## Step 3: solve the middle layer

Turn the cube over so that white is on the bottom face and then look for an edge piece that belongs in the middle layer that is in the top layer. Once you have found it, turn the top layer until that edge piece forms an upside down T shape. Once you have that, you can have one of two cases. I’ll use the red/green edge piece. In the figures below the green line on the top indicates that the other side of the edge piece is green. The green line on the side indicates that thet side has the green centre.

If you have the case above, execute the algorithm U, R, Ui, Ri, Ui, Fi, U, F

If you have the case below, execute the algorithm Ui, Li, U, L, U, F, Ui, F

If you have an edge piece that is in the middle layer and you want to take it out put it on the left side then execute the second algorithm.

## Step 4 : Orient the yellow layer

### Part one: get the yellow cross

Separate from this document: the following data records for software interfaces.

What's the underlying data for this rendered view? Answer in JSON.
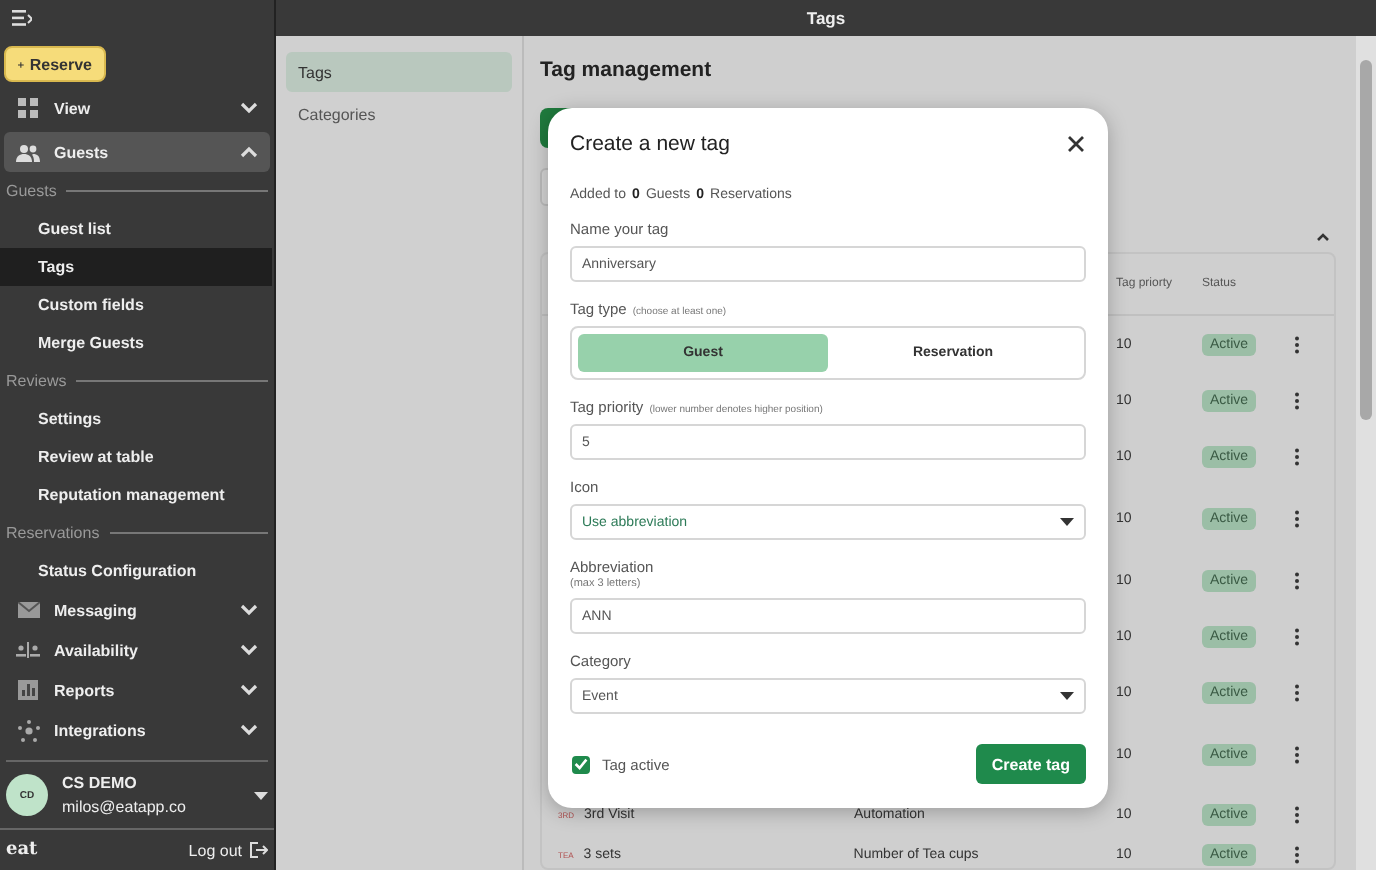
{
  "sidebar": {
    "reserve_button": "Reserve",
    "items": [
      {
        "kind": "group",
        "label": "View",
        "expanded": false,
        "selected": false
      },
      {
        "kind": "group",
        "label": "Guests",
        "expanded": true,
        "selected": true
      },
      {
        "kind": "section",
        "label": "Guests"
      },
      {
        "kind": "link",
        "label": "Guest list",
        "selected": false
      },
      {
        "kind": "link",
        "label": "Tags",
        "selected": true
      },
      {
        "kind": "link",
        "label": "Custom fields",
        "selected": false
      },
      {
        "kind": "link",
        "label": "Merge Guests",
        "selected": false
      },
      {
        "kind": "section",
        "label": "Reviews"
      },
      {
        "kind": "link",
        "label": "Settings",
        "selected": false
      },
      {
        "kind": "link",
        "label": "Review at table",
        "selected": false
      },
      {
        "kind": "link",
        "label": "Reputation management",
        "selected": false
      },
      {
        "kind": "section",
        "label": "Reservations"
      },
      {
        "kind": "link",
        "label": "Status Configuration",
        "selected": false
      },
      {
        "kind": "group",
        "label": "Messaging",
        "expanded": false,
        "selected": false
      },
      {
        "kind": "group",
        "label": "Availability",
        "expanded": false,
        "selected": false
      },
      {
        "kind": "group",
        "label": "Reports",
        "expanded": false,
        "selected": false
      },
      {
        "kind": "group",
        "label": "Integrations",
        "expanded": false,
        "selected": false
      }
    ],
    "profile": {
      "initials": "CD",
      "name": "CS DEMO",
      "email": "milos@eatapp.co"
    },
    "logo": "eat",
    "logout": "Log out"
  },
  "top_bar": {
    "title": "Tags"
  },
  "sub_nav": [
    {
      "label": "Tags",
      "selected": true
    },
    {
      "label": "Categories",
      "selected": false
    }
  ],
  "main": {
    "heading": "Tag management",
    "table": {
      "columns": [
        "Tag priorty",
        "Status"
      ],
      "rows": [
        {
          "priority": "10",
          "status": "Active"
        },
        {
          "priority": "10",
          "status": "Active"
        },
        {
          "priority": "10",
          "status": "Active"
        },
        {
          "priority": "10",
          "status": "Active"
        },
        {
          "priority": "10",
          "status": "Active"
        },
        {
          "priority": "10",
          "status": "Active"
        },
        {
          "priority": "10",
          "status": "Active"
        },
        {
          "priority": "10",
          "status": "Active"
        },
        {
          "abbr": "3RD",
          "name": "3rd Visit",
          "category": "Automation",
          "priority": "10",
          "status": "Active"
        },
        {
          "abbr": "TEA",
          "name": "3 sets",
          "category": "Number of Tea cups",
          "priority": "10",
          "status": "Active"
        }
      ]
    }
  },
  "dialog": {
    "title": "Create a new tag",
    "added": {
      "prefix": "Added to",
      "guests_count": "0",
      "guests": "Guests",
      "reservations_count": "0",
      "reservations": "Reservations"
    },
    "name": {
      "label": "Name your tag",
      "value": "Anniversary"
    },
    "tag_type": {
      "label": "Tag type",
      "hint": "(choose at least one)",
      "options": [
        {
          "label": "Guest",
          "selected": true
        },
        {
          "label": "Reservation",
          "selected": false
        }
      ]
    },
    "priority": {
      "label": "Tag priority",
      "hint": "(lower number denotes higher position)",
      "value": "5"
    },
    "icon": {
      "label": "Icon",
      "value": "Use abbreviation"
    },
    "abbreviation": {
      "label": "Abbreviation",
      "hint": "(max 3 letters)",
      "value": "ANN"
    },
    "category": {
      "label": "Category",
      "value": "Event"
    },
    "active": {
      "label": "Tag active",
      "checked": true
    },
    "submit": "Create tag"
  }
}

At this point, you should have the white layer on the bottom, and the yellow face should be in one of these four states –

# 4

If you have case 1 or case 2, execute the algorithm F, U, R, Ui, Ri, Fi in the position shown with white on the bottom face. For case 1 you have to execute the algorithm twice.

For case 3 execute the algorithm F, R, U, Ri, Ui, Fi in the position shown with white on the bottom face.

For case 4, move on to part 2.

### Part 2: get all the yellow on top

Now you can have one of these cases

# 3  :no corners4 :all corners

For cases 1 and 2 execute the algorithm R, U, Ri, U, R, U, U, Ri in the position shown with white on the bottom.

For case 3 execute the algorithm mentioned above with red on the front face, yellow on the top face, and white on the bottom face.

For case 4, move on to step 5.

## Step 5: permute the yellow layer

Now, you can either have the yellow layer solved, or it can be unsolved. If it is solved, turn the yellow layer until the whole cube is solved. If it is not solved, then you need to permute the last layer, or put all the pieces in their designated spot.

### Part one: permute the corners

For this part, look at the corners of the last layer. You can have one of three cases.

For case 1, hold the solved corners in the back and yellow on the top and execute the algorithm Ri, F, Ri, B, B, R, Fi, Ri, B, B, R, R, Ui.

For case 2, hold it with yellow on the top and do the algorithm above twice.

For case 3, move on to part two.

### Part 2: permute the edges

Now you can have one of two cases –

For case 1, execute the algorithm F, F, U, Ri, L, F, F,  Li, R, Ui, F, F to get case 2.

If you have case 2, there two possibilities you can have.

If you have case 1, execute the algorithm F, F, U, Ri, L, F, F,  Li, R, Ui, F, F with the solved edge in the back and yellow on top.

If you have case 2, execute the algorithm F, F, Ui, Ri, L, F, F,  Li, R, U, F, F with the solved edge in the back and yellow on top.

If your cube is not solved then turn the top layer until the cube is solved.

If you followed my instructions correctly, CONGRATULATIONS!!!